## [PROBLEM REQUIREMENTS]
Only the lines with "Category" in the entries below belong in the answer; please copy them.

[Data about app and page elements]

- - - -

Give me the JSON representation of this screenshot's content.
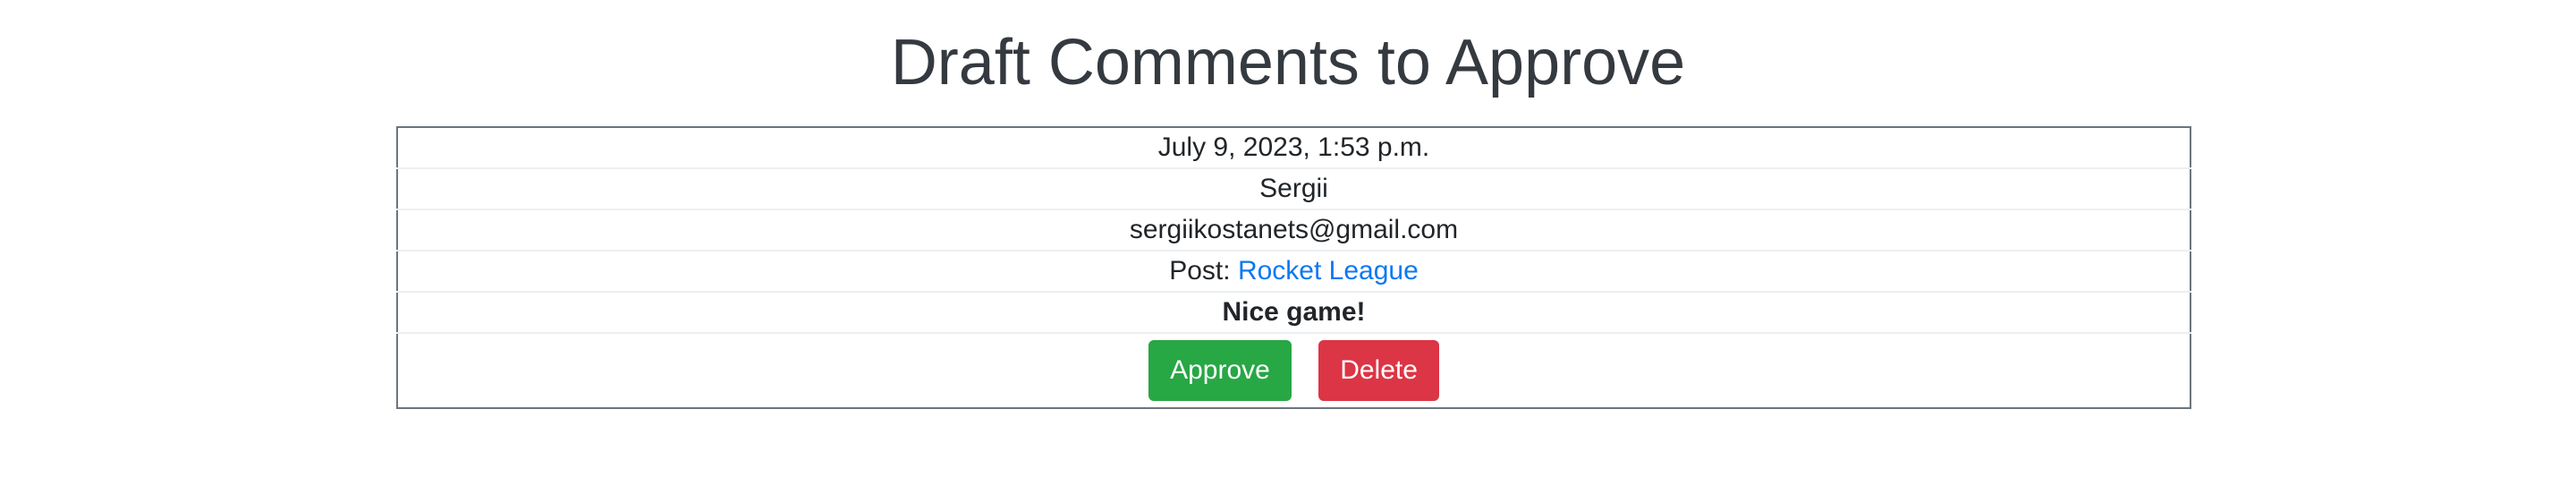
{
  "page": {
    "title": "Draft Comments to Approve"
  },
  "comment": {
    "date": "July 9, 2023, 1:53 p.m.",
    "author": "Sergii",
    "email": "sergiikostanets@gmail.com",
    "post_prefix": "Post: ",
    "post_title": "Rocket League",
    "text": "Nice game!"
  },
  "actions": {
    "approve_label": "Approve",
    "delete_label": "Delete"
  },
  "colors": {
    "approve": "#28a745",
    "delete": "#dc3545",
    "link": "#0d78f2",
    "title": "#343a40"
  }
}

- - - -

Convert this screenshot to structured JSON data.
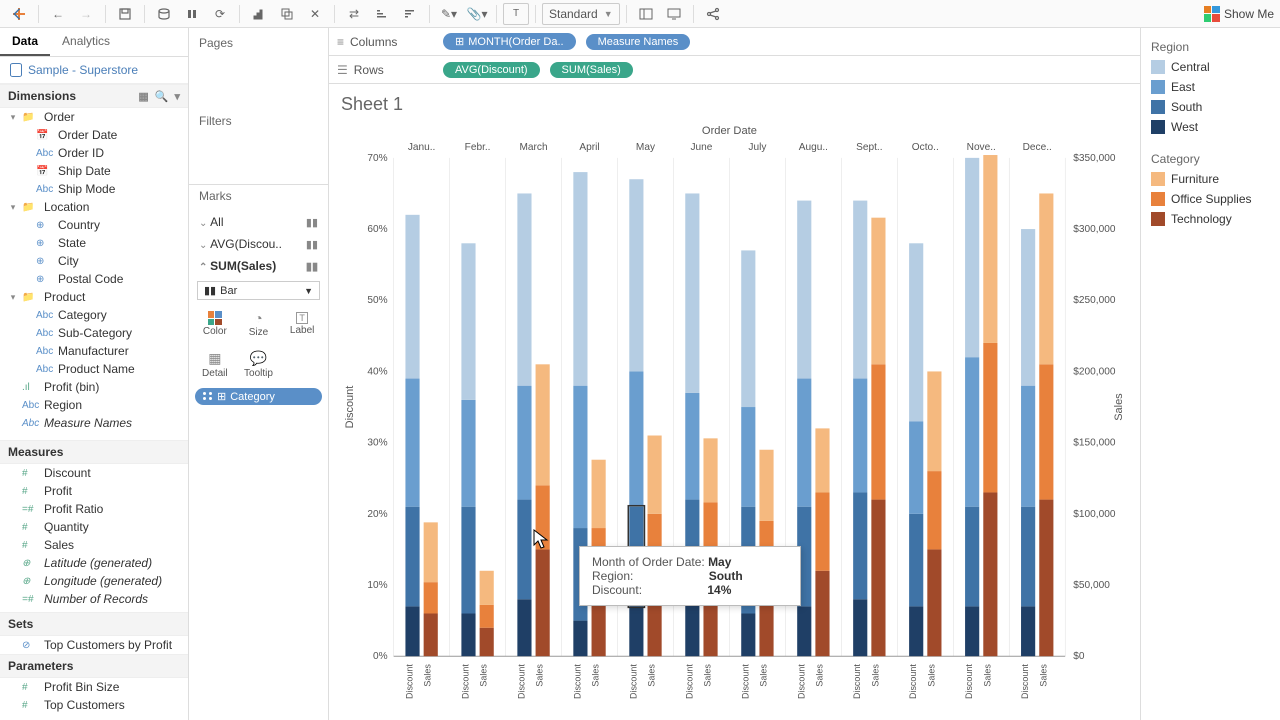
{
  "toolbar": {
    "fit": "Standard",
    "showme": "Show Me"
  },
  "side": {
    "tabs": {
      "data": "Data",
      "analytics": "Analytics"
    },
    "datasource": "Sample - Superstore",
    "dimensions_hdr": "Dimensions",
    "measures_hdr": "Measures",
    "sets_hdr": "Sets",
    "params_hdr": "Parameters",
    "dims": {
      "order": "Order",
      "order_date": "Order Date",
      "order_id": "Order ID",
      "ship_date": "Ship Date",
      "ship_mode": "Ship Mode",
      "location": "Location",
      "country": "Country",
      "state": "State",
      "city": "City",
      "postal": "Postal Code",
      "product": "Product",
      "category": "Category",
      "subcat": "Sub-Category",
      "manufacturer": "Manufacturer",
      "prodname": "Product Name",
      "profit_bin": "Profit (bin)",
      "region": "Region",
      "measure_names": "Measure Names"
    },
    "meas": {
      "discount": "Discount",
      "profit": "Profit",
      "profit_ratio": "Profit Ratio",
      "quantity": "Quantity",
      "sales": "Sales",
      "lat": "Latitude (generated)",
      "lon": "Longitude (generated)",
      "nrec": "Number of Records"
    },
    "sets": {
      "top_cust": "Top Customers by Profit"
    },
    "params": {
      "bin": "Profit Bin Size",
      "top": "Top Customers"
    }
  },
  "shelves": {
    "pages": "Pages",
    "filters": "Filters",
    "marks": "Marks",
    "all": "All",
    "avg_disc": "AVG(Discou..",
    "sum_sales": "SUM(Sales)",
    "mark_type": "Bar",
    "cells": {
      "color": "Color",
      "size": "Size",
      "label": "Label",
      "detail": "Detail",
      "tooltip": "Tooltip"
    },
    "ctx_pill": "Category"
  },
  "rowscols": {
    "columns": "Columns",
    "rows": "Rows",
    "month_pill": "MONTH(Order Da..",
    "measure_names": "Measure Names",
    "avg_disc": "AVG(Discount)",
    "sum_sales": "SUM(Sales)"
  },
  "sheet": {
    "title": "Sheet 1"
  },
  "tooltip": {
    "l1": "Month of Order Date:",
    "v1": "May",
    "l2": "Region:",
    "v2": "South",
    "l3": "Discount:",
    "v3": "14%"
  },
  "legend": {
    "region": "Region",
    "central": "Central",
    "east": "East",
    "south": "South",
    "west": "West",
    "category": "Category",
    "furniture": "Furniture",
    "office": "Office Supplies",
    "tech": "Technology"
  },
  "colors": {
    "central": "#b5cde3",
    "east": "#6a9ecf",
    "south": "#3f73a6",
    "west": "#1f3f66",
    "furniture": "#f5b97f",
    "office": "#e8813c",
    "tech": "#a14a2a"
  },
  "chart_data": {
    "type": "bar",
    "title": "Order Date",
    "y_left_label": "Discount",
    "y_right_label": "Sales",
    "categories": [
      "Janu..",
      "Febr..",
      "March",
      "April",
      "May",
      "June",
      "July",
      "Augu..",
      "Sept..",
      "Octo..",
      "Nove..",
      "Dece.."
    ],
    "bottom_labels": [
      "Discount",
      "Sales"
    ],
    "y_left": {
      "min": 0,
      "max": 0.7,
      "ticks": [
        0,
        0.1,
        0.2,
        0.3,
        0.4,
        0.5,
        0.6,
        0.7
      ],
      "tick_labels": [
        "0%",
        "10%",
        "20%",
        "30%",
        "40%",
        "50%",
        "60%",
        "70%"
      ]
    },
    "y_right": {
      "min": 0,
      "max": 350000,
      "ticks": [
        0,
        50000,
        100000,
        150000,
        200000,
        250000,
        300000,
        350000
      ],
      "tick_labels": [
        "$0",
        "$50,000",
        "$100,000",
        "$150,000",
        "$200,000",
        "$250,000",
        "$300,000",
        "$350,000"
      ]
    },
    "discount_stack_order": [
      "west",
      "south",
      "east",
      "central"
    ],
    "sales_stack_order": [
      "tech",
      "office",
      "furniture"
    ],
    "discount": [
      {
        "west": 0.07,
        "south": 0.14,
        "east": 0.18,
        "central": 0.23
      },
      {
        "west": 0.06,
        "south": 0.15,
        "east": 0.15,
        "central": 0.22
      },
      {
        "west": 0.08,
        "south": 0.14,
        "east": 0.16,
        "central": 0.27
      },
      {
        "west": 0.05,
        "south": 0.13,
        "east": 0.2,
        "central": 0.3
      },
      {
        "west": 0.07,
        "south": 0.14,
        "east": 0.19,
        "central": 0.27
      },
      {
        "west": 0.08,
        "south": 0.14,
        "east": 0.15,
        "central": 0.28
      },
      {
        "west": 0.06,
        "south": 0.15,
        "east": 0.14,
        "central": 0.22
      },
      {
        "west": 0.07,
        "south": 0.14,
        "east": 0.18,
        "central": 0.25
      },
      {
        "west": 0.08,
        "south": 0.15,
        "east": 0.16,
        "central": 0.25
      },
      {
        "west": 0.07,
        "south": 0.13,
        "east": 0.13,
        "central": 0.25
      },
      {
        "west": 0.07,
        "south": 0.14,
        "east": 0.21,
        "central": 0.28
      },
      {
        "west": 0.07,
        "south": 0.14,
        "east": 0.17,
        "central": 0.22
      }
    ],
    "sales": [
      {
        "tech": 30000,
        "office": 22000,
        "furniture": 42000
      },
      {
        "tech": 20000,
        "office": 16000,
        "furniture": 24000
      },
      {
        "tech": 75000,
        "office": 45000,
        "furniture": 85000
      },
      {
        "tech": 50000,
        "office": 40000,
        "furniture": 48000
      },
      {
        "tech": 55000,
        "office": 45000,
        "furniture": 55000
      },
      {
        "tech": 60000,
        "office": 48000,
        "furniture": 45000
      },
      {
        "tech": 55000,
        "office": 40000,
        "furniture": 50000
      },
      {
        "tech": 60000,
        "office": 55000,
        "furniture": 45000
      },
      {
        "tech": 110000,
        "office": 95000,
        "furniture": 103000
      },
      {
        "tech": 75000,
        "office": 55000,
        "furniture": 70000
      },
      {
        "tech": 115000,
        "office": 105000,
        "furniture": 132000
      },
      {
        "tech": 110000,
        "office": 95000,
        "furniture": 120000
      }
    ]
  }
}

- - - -

## [ANSWER TO THIS EXERCISE]
      "category": "Category",
      "subcat": "Sub-Category",
    "ctx_pill": "Category"
    "category": "Category",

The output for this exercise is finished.